A mockup of the SJ30i cockpit. Photo courtesy of SyberJet
Under a new corporate structure, and with new avionics packaging, SyberJet Aircraft is preparing its revamped SJ30i and SJ30x light business jets for entry into service by 2019. Avionics caught up with Syberjet’s general manager, Mark Fairchild, to discuss the latest progress and technologies featured on the SJ30i/x.
The journey toward entering the SJ30i into service in the next two years first began in 2011, when Syberjet purchased the assets for the Sino Swearingen-designed SJ30 out of bankruptcy from Emivest Aerospace Corp. The following year, the company signed a deal with Honeywell to develop the SyberVision cockpit for the SJ30i and eventually the SJO30x next-generation versions of the SJ30.

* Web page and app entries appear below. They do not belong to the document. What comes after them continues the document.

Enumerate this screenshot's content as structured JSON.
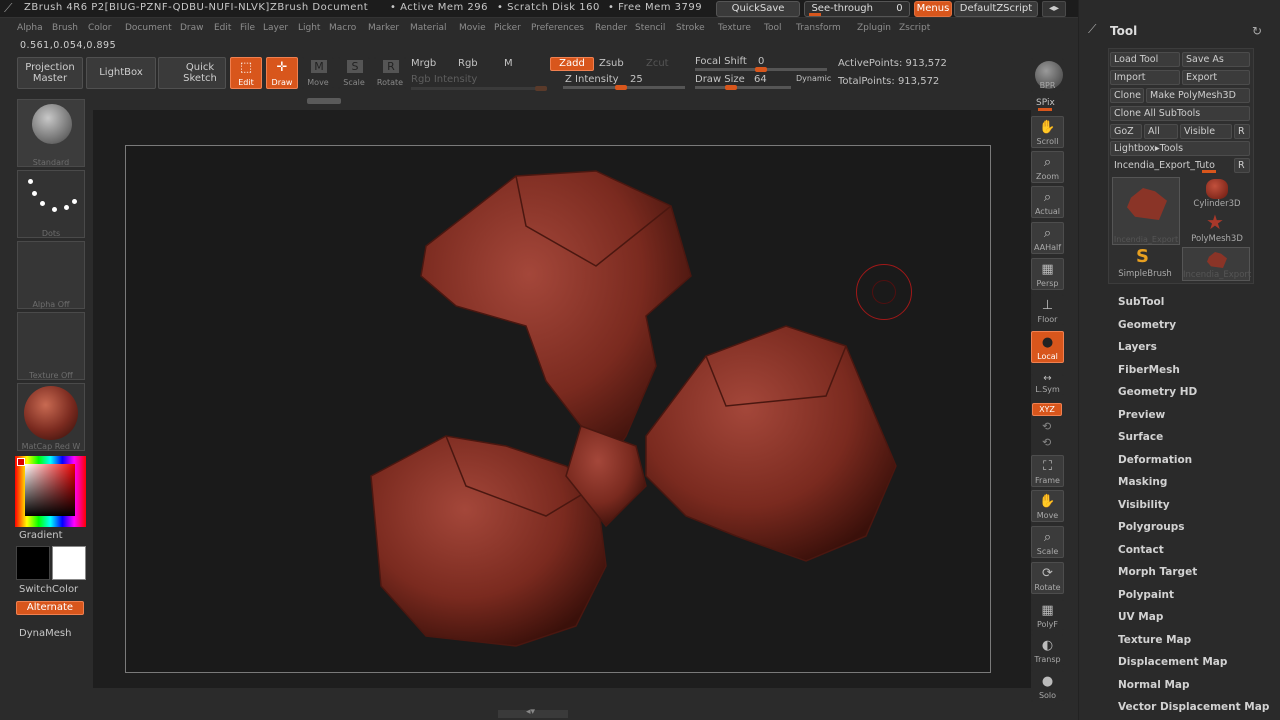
{
  "titlebar": {
    "app": "ZBrush 4R6 P2[BIUG-PZNF-QDBU-NUFI-NLVK]",
    "document": "ZBrush Document",
    "active_mem": "• Active Mem 296",
    "scratch": "• Scratch Disk 160",
    "free_mem": "• Free Mem 3799",
    "quicksave": "QuickSave",
    "seethrough": "See-through",
    "seethrough_val": "0",
    "menus": "Menus",
    "script": "DefaultZScript"
  },
  "menubar": [
    "Alpha",
    "Brush",
    "Color",
    "Document",
    "Draw",
    "Edit",
    "File",
    "Layer",
    "Light",
    "Macro",
    "Marker",
    "Material",
    "Movie",
    "Picker",
    "Preferences",
    "Render",
    "Stencil",
    "Stroke",
    "Texture",
    "Tool",
    "Transform",
    "Zplugin",
    "Zscript"
  ],
  "coords": "0.561,0.054,0.895",
  "shelf": {
    "projection": "Projection",
    "master": "Master",
    "lightbox": "LightBox",
    "quick": "Quick",
    "sketch": "Sketch",
    "edit": "Edit",
    "draw": "Draw",
    "move": "Move",
    "scale": "Scale",
    "rotate": "Rotate",
    "mrgb": "Mrgb",
    "rgb": "Rgb",
    "m": "M",
    "rgb_intensity": "Rgb Intensity",
    "zadd": "Zadd",
    "zsub": "Zsub",
    "zcut": "Zcut",
    "z_intensity": "Z Intensity",
    "z_intensity_val": "25",
    "focal_shift": "Focal Shift",
    "focal_shift_val": "0",
    "draw_size": "Draw Size",
    "draw_size_val": "64",
    "dynamic": "Dynamic",
    "active_points": "ActivePoints: 913,572",
    "total_points": "TotalPoints: 913,572"
  },
  "left": {
    "brush": "Standard",
    "stroke": "Dots",
    "alpha": "Alpha Off",
    "texture": "Texture Off",
    "material": "MatCap Red W",
    "gradient": "Gradient",
    "switchcolor": "SwitchColor",
    "alternate": "Alternate",
    "dynamesh": "DynaMesh"
  },
  "rightshelf": {
    "bpr": "BPR",
    "spix": "SPix",
    "scroll": "Scroll",
    "zoom": "Zoom",
    "actual": "Actual",
    "aahalf": "AAHalf",
    "persp": "Persp",
    "floor": "Floor",
    "local": "Local",
    "lsym": "L.Sym",
    "xyz": "XYZ",
    "frame": "Frame",
    "move": "Move",
    "scale": "Scale",
    "rotate": "Rotate",
    "polyf": "PolyF",
    "transp": "Transp",
    "solo": "Solo"
  },
  "tool": {
    "title": "Tool",
    "load": "Load Tool",
    "saveas": "Save As",
    "import": "Import",
    "export": "Export",
    "clone": "Clone",
    "makepoly": "Make PolyMesh3D",
    "cloneall": "Clone All SubTools",
    "goz": "GoZ",
    "all": "All",
    "visible": "Visible",
    "r": "R",
    "lightbox_tools": "Lightbox▸Tools",
    "incendia": "Incendia_Export_Tuto",
    "thumbs": [
      "Incendia_Export",
      "Cylinder3D",
      "PolyMesh3D",
      "SimpleBrush",
      "Incendia_Export"
    ],
    "menus": [
      "SubTool",
      "Geometry",
      "Layers",
      "FiberMesh",
      "Geometry HD",
      "Preview",
      "Surface",
      "Deformation",
      "Masking",
      "Visibility",
      "Polygroups",
      "Contact",
      "Morph Target",
      "Polypaint",
      "UV Map",
      "Texture Map",
      "Displacement Map",
      "Normal Map",
      "Vector Displacement Map"
    ]
  },
  "colors": {
    "accent": "#d8561c",
    "model": "#7a2a1f"
  }
}
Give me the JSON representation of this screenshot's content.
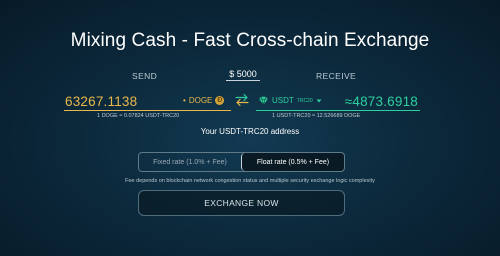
{
  "page": {
    "title": "Mixing Cash - Fast Cross-chain Exchange"
  },
  "exchange": {
    "send_label": "SEND",
    "receive_label": "RECEIVE",
    "usd_value": "$ 5000",
    "send": {
      "amount": "63267.1138",
      "currency": "DOGE",
      "currency_prefix": "•",
      "icon_glyph": "Đ",
      "icon": "doge-coin-icon",
      "rate": "1 DOGE ≈ 0.07824 USDT-TRC20",
      "color": "#e9b84a"
    },
    "receive": {
      "amount": "≈4873.6918",
      "currency": "USDT",
      "currency_sup": "TRC20",
      "icon": "tether-gem-icon",
      "rate": "1 USDT-TRC20 ≈ 12.526689 DOGE",
      "color": "#2ecf9d"
    },
    "swap_icon": "swap-arrows-icon",
    "address_label": "Your USDT-TRC20 address",
    "rate_options": [
      {
        "label": "Fixed rate (1.0% + Fee)",
        "selected": false
      },
      {
        "label": "Float rate (0.5% + Fee)",
        "selected": true
      }
    ],
    "fee_note": "Fee depends on blockchain network congestion status and multiple security exchange logic complexity",
    "exchange_button": "EXCHANGE NOW"
  }
}
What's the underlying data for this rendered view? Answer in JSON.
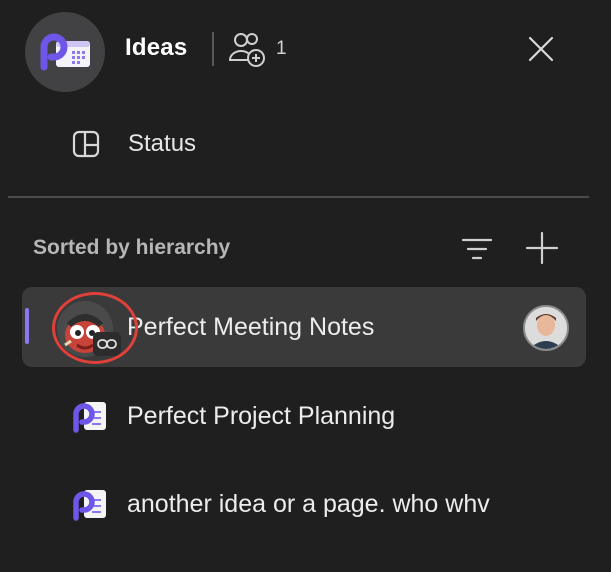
{
  "header": {
    "title": "Ideas",
    "member_count": "1",
    "icons": [
      "workspace-icon",
      "members-add-icon",
      "close-icon"
    ]
  },
  "status": {
    "label": "Status",
    "icon": "board-layout-icon"
  },
  "pages_section": {
    "sort_label": "Sorted by hierarchy",
    "icons": [
      "filter-icon",
      "plus-icon"
    ]
  },
  "pages": [
    {
      "title": "Perfect Meeting Notes",
      "icon": "mascot-avatar-icon",
      "selected": true
    },
    {
      "title": "Perfect Project Planning",
      "icon": "loop-page-icon",
      "selected": false
    },
    {
      "title": "another idea or a page. who whv",
      "icon": "loop-page-icon",
      "selected": false
    }
  ],
  "colors": {
    "background": "#1f1f1f",
    "selected_row": "#3a3a3a",
    "accent": "#8b78f0",
    "annotation_ring": "#e0403a"
  }
}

A delay in the development of the new jets occurred shortly after Emivest sold the program, when GE Aerospace decided not to support its pitch trim actuator feature on the SJ30i. That caused what would have been a 24-month program to last significantly longer, and it was decided at that time that SyberJet would complete the avionics certification itself on what eventually became the SJ30i, according to Fairchild.
Now, as a subsidiary of MSC Aerospace (made up of MetalCraft, SyberJet and CBA), the company feels it has enough free cash flow to establish two competitive light business jet variants of the SJ30.
“We are currently self funding the avionics development and certification program from the profits of MSC,” said Fairchild.
MTI’s purchase of SyberJet included five unsold and incomplete airframes. Fairchild said SyberJet plans to assemble three of those airframes and sell them as SJ30is.
While the program is on track to make its maiden flight this year and with deliveries scheduled to begin by 2019, Syberjet will face a tough market. Demand for new business jets has been consistently down in recent years. At the 2017 European Business Aviation Conference and Exhibition (EBACE), aviation consultant Rolland Vincent presented a JetnetIQ forecast report predicting a “lull” in demand for another two years. The forecast projected a market for 7,500 new business jets worth $217 billion over the next 10 years; Jetnet at EBACE 2016 forecast about 400 fewer jets than the previous year.
The SJ30i is the currently certified SJ30-2 with the next-generation cockpit SyberVision. It features four 12-inch liquid crystal displays and standard SmartView synthetic vision system, dual flight management systems with dual WAAS GPS/LPV, as well as onboard weather radar and full EICAS and electronic checklists. Fairchild said the SJ30i is ADS-B Out rule-compliant and features support for FANS 1/A and SmartLanding, as well as an assortment of other features.
Regarding in-flight connectivity, Fairchild said Syberjet has not yet made a selection on what technology will be used for cabin Wi-Fi in the SJ30i.
“It will be centered around some satcom-based technology,” said Fairchild. “We purposely delayed making specifications mostly because every six months to a year, that technology changes significantly, and we don’t plan on delivering the first airplane until 2019. Right after the first flight, we’ll look at spec'ing that out.”
The SJ30x variant will feature the same cockpit avionics as the SJ30i with FJ44-3AP-25 engines in place of the -2A engines.
Over the past year, the SyberJet team has released continuous updates as installation of the various pieces of avionics are completed, including the co-pilot’s circuit breaker panels and the avionics bay with two MAU cabinets and various cards installed, shown below:
SJ30i flight test aircraft copilot's circuit breaker panels in. Photo courtesy of SyberJet
The avionics bay of the flight test SJ30i aircraft.
“SyberJet plans to begin delivering SJ30i aircraft in 2019 and SJ30x aircraft in 2020 and reaching 24 aircraft rate per year around 2022,” said Fairchild.
The first flight of the SJ30i is projected to occur in the fourth quarter of 2017, according to Fairchild. SyberJet has power on the first flight test aircraft and has begun performing functional testing on the aircraft systems and avionics.